This one seems pretty innocuous at first, isn't it a compliment to say to someone that they are brave and confident?
Yes...but, no. These types of comments come with the assumption that there is a reason a dancer shouldn't be confident. Why wouldn't someone feel comfortable in something that they bought and liked enough to wear in public? If you're having a problem with confidence in yourself, I would venture to say that it is a personal issue that you need to resolve on your own, not place on someone else.
What to say instead?
"Wow, I love your costume!". Easy. No shame. A genuine compliment. Easy fix!
"I feel so fat today, I better wear a galabeya tonight."
First things first...'fat' is not a feeling. 'Fat' is an adjective. An adjective that generally has a pejorative connotation, but it is still an adjective. When a relatively thin person makes this comment to a larger person, it doubly gives the implication that there is something wrong with a fat body in its natural state, and an upward scale fluctuation is in an anomaly that needs to be hidden.
What to say instead?
"I feel uncomfortable in my skin right now, I'm going to opt for a galabeya so I don't feel constricted and can dance more freely."
"I'm so old, no one wants to see me in a 2 piece costume any more."
This one really hurts me to hear because it shows how deeply ingrained patriarchal belief systems are embedded in us. Who says nobody wants to see any type of person in any type of costume?
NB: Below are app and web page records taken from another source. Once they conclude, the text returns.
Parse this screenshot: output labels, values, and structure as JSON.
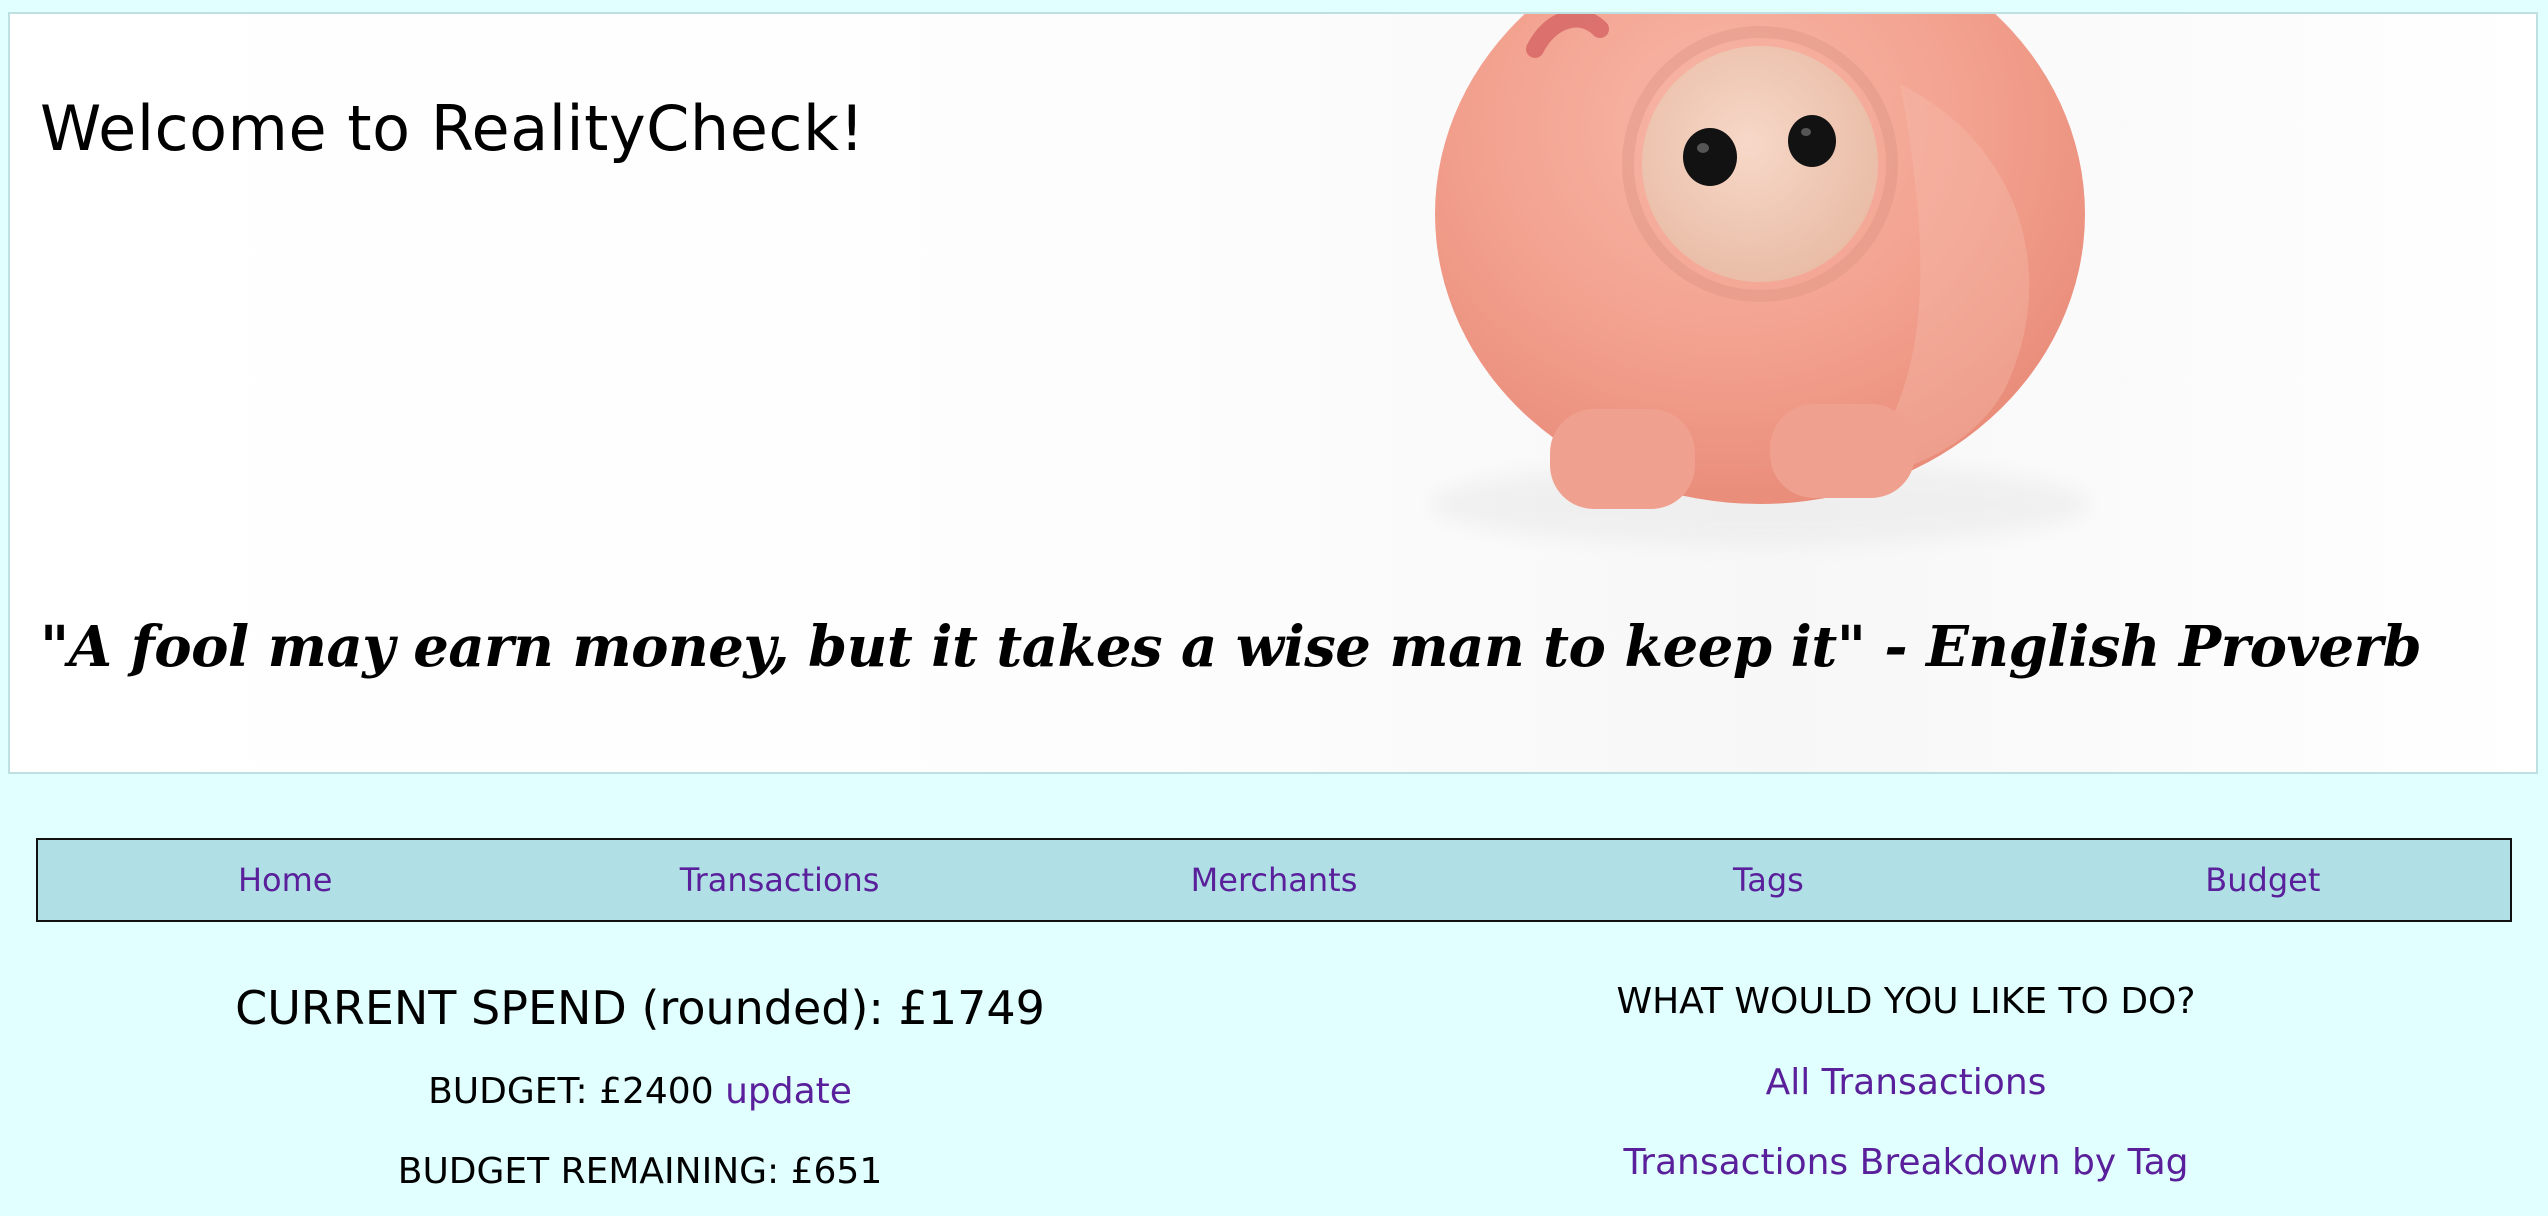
{
  "hero": {
    "title": "Welcome to RealityCheck!",
    "quote": "\"A fool may earn money, but it takes a wise man to keep it\" - English Proverb"
  },
  "nav": {
    "items": [
      {
        "label": "Home"
      },
      {
        "label": "Transactions"
      },
      {
        "label": "Merchants"
      },
      {
        "label": "Tags"
      },
      {
        "label": "Budget"
      }
    ]
  },
  "summary": {
    "current_spend_label": "CURRENT SPEND (rounded):",
    "current_spend_value": "£1749",
    "budget_label": "BUDGET:",
    "budget_value": "£2400",
    "update_link": "update",
    "remaining_label": "BUDGET REMAINING:",
    "remaining_value": "£651"
  },
  "actions": {
    "title": "WHAT WOULD YOU LIKE TO DO?",
    "links": [
      {
        "label": "All Transactions"
      },
      {
        "label": "Transactions Breakdown by Tag"
      }
    ]
  },
  "colors": {
    "page_background": "#e0fffe",
    "nav_background": "#b0e0e5",
    "link": "#5a1f9a",
    "pig": "#f2a58f"
  },
  "icons": {
    "hero_image": "piggy-bank-image"
  }
}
Why is there a rule that when you hit whatever age you have to cover up? Why do you owe a debt of 'attractiveness' to the viewer?
This is social conditioning at its finest and I implore anyone reading this to examine why you think this, and even if you don't decide to wear something more revealing, know that there are many people who are thrilled to watch someone with experience and maturity express themselves in a genuine way. Why not push some boundaries and pave the way? The world and the entertainment industry is hard enough on us. Why bow to 'their' whims if you're in the context of a dancer for dancer environment? Why keep upholding the standards that have already weighed us down (pun intended) for the majority of our years when you don't have to?
Further notes about body shaming for dance teachers:
It should be noted that much body shaming, subtle and overt, happens in the classroom environment. Things you can do to combat this:
-focus on how movements feel vs. how they look-make corrections using anatomical terms (e.g. instead of 'flatten your belly' or 'suck in your gut' consider 'pull your belly button to your spine'). -shut down diet talk amongst yourself and students. There are more interesting things to talk about than your food intake, and such discussions can be very triggering for those dealing with or recovering from eating disorders.-leave disparaging comments about your own body at home. Your students don't need to absorb your issues with your body.
Small steps like these can make a difference in how welcoming and inclusive our community is. While the entertainment industry is part of some dancers' goals and there are likely uncomfortable conversations to be had at some point, remember that not everyone's goal is to be a professional, and many of our students and hobbyist level dancers are there to have fun and enjoy themselves in this art form.
*Body shaming happens to thin women too, and it is also unacceptable to tell someone that they are 'too skinny' or 'need to eat a sandwich', but I cannot speak from this perspective.
**I write this as a cisgender woman speaking to a mostly cisgendered female audience. There is no intent to be exclusionary as men, trans and non-binary folks do experience body shaming, and all the same advice can be applied, but there are different considerations at play.
Learn more about Katie Sahar at katiesahar.com